▶ **Prompt**
The answer must be one number: how many lines below contain the word "Sauce".
**** Input data ****
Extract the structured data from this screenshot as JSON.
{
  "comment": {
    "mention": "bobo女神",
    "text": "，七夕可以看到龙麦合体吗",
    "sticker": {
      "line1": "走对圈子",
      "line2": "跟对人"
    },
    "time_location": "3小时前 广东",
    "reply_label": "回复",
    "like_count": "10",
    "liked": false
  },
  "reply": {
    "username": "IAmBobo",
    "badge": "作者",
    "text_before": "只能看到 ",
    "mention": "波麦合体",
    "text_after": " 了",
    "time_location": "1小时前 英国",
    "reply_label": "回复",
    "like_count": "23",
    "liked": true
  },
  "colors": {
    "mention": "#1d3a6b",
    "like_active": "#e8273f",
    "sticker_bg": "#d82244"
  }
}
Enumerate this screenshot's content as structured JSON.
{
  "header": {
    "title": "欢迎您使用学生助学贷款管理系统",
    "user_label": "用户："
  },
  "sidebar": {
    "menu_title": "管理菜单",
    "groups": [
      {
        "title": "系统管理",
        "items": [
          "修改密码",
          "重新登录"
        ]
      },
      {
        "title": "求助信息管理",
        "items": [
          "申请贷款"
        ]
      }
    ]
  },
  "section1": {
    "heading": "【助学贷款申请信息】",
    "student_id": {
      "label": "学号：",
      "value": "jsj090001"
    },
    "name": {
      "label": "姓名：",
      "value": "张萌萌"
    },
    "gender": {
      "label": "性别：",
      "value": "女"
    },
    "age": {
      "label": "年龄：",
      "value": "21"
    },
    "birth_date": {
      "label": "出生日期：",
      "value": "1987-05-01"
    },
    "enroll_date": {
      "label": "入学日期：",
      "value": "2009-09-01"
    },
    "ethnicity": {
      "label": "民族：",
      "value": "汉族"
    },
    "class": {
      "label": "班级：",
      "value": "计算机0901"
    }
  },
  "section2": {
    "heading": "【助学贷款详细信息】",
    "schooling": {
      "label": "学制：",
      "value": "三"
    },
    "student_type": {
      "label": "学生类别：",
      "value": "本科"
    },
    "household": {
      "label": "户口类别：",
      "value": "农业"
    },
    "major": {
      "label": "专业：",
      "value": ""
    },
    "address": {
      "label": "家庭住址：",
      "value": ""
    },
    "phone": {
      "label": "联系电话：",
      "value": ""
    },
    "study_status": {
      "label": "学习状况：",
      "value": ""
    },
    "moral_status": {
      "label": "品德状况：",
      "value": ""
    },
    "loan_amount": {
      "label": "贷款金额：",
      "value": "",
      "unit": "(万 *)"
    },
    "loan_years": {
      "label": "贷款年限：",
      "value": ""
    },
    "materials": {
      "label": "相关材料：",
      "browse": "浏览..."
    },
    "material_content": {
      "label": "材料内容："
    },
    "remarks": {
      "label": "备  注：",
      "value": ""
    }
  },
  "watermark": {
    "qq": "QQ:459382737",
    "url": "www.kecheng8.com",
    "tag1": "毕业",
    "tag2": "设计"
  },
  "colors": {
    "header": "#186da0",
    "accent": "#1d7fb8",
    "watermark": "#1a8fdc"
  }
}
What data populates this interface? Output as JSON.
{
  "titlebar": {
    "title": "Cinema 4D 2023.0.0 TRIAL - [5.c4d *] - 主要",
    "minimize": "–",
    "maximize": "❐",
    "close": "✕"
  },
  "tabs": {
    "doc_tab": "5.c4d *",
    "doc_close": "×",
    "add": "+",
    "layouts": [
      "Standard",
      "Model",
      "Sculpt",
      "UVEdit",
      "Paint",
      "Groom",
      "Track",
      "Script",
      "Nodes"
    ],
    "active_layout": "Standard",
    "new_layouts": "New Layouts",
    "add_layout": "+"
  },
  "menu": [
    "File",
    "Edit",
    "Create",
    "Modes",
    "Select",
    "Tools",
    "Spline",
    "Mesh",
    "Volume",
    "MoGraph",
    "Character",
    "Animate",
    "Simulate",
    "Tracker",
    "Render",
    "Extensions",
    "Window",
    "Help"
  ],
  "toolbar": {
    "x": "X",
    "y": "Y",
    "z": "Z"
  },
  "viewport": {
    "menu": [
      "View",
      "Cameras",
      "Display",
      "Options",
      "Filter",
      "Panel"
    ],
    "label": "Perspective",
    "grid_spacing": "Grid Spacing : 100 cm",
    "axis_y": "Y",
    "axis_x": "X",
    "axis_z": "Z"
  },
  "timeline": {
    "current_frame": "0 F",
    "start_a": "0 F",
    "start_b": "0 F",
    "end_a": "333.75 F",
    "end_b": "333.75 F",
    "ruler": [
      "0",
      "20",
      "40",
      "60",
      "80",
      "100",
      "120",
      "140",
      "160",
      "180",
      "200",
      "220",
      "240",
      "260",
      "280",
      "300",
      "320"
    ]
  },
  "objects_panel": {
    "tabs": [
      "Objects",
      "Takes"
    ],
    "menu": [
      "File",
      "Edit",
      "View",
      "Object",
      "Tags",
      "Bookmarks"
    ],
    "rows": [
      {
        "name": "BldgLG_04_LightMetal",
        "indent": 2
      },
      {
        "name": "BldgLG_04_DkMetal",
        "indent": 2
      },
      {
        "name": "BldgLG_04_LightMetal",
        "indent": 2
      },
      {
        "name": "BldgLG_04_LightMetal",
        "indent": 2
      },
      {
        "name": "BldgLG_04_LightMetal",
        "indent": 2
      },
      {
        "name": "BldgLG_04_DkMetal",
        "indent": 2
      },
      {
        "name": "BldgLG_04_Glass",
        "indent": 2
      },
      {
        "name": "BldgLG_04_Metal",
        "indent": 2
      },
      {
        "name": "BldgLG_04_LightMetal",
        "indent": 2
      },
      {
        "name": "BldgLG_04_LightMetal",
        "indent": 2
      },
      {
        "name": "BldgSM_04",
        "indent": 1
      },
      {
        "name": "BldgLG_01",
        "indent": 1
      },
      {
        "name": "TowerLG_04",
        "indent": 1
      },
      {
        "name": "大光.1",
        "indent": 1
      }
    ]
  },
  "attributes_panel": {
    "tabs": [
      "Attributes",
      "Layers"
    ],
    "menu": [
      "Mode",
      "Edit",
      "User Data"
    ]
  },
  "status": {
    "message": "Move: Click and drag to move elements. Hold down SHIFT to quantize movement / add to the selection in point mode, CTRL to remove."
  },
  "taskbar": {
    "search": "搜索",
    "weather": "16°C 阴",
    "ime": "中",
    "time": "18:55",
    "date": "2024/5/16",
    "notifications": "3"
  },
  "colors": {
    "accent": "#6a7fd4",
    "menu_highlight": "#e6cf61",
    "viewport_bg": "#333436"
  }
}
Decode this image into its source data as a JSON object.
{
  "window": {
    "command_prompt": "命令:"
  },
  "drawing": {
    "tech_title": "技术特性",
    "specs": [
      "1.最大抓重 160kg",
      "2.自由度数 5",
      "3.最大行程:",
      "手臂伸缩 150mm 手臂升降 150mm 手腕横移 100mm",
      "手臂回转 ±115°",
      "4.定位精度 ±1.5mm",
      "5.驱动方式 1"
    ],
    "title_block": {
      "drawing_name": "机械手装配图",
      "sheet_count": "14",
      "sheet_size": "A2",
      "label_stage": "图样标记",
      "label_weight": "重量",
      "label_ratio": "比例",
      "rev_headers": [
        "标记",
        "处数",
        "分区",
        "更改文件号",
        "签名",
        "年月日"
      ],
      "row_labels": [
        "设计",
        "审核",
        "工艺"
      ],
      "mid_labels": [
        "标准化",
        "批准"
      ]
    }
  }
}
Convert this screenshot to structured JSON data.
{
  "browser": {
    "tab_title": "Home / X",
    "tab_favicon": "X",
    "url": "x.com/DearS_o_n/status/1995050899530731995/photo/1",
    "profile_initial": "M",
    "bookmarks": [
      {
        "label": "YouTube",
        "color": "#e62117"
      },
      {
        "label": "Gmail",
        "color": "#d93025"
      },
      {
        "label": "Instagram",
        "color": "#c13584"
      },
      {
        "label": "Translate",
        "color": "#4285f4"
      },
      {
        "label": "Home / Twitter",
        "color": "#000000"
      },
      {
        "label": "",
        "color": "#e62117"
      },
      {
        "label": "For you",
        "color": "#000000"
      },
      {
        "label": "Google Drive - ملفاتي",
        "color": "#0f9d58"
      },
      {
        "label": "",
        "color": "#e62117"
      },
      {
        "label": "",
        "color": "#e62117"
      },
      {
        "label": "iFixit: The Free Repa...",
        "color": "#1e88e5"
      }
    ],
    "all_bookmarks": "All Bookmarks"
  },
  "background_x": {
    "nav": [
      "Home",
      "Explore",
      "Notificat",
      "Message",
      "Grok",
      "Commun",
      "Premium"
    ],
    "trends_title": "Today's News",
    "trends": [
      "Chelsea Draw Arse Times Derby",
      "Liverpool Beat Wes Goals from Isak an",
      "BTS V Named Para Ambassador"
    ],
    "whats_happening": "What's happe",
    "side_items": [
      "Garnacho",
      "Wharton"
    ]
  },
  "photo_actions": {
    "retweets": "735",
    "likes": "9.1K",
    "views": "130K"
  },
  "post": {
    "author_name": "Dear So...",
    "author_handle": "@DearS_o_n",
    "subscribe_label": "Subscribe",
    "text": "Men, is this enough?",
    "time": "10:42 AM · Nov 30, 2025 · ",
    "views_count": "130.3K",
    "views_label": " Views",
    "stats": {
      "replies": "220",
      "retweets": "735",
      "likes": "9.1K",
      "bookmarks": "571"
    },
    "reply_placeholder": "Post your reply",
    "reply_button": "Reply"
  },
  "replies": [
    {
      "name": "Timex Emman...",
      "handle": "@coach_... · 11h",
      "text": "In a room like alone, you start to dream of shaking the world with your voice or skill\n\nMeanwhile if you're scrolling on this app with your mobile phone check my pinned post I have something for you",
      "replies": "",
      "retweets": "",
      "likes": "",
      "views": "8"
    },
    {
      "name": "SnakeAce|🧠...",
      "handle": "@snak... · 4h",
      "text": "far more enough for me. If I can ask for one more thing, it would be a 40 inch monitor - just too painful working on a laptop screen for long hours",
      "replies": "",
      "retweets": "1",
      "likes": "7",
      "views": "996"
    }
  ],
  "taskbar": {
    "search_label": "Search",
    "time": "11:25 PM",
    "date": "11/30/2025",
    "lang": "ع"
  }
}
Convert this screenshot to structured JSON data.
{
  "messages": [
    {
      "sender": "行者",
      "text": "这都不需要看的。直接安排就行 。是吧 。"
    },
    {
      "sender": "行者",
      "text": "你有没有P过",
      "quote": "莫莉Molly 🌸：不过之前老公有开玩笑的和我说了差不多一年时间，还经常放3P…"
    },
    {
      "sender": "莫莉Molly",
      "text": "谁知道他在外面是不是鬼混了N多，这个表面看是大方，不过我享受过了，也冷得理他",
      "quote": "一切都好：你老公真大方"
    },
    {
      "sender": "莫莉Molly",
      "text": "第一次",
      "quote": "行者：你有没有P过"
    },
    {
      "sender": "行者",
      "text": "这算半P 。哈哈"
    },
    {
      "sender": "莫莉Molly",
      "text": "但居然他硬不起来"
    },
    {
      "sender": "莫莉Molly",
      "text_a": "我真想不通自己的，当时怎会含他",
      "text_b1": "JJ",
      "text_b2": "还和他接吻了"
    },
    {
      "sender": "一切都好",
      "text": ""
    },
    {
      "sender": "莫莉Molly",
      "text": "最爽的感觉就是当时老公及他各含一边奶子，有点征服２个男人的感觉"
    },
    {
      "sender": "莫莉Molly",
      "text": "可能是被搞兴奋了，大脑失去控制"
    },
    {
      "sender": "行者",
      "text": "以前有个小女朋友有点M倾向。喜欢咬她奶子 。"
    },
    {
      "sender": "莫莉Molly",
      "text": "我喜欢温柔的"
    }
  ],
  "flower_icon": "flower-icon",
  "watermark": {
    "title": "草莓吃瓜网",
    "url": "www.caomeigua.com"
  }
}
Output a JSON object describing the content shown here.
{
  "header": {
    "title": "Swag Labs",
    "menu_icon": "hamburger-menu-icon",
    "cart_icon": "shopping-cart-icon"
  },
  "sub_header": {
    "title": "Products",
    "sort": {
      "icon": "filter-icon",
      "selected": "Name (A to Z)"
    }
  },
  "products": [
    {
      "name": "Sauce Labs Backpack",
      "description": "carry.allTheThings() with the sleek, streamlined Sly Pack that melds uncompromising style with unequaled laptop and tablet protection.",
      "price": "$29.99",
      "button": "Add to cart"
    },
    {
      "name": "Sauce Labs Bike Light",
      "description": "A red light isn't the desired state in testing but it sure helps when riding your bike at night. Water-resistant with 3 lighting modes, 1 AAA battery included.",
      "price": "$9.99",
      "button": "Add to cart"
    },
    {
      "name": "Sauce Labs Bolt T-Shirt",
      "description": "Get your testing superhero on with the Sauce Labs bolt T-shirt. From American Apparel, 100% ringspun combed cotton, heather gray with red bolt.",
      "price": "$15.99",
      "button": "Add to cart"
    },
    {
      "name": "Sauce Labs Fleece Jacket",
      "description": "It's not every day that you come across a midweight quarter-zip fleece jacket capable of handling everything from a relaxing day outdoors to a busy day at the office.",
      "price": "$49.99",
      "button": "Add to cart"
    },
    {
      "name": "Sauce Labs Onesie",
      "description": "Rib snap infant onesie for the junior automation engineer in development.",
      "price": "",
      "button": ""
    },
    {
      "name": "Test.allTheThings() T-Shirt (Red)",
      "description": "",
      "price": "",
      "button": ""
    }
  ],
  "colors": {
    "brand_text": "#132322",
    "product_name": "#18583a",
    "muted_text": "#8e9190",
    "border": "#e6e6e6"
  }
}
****
▶ **Answer for the task**
6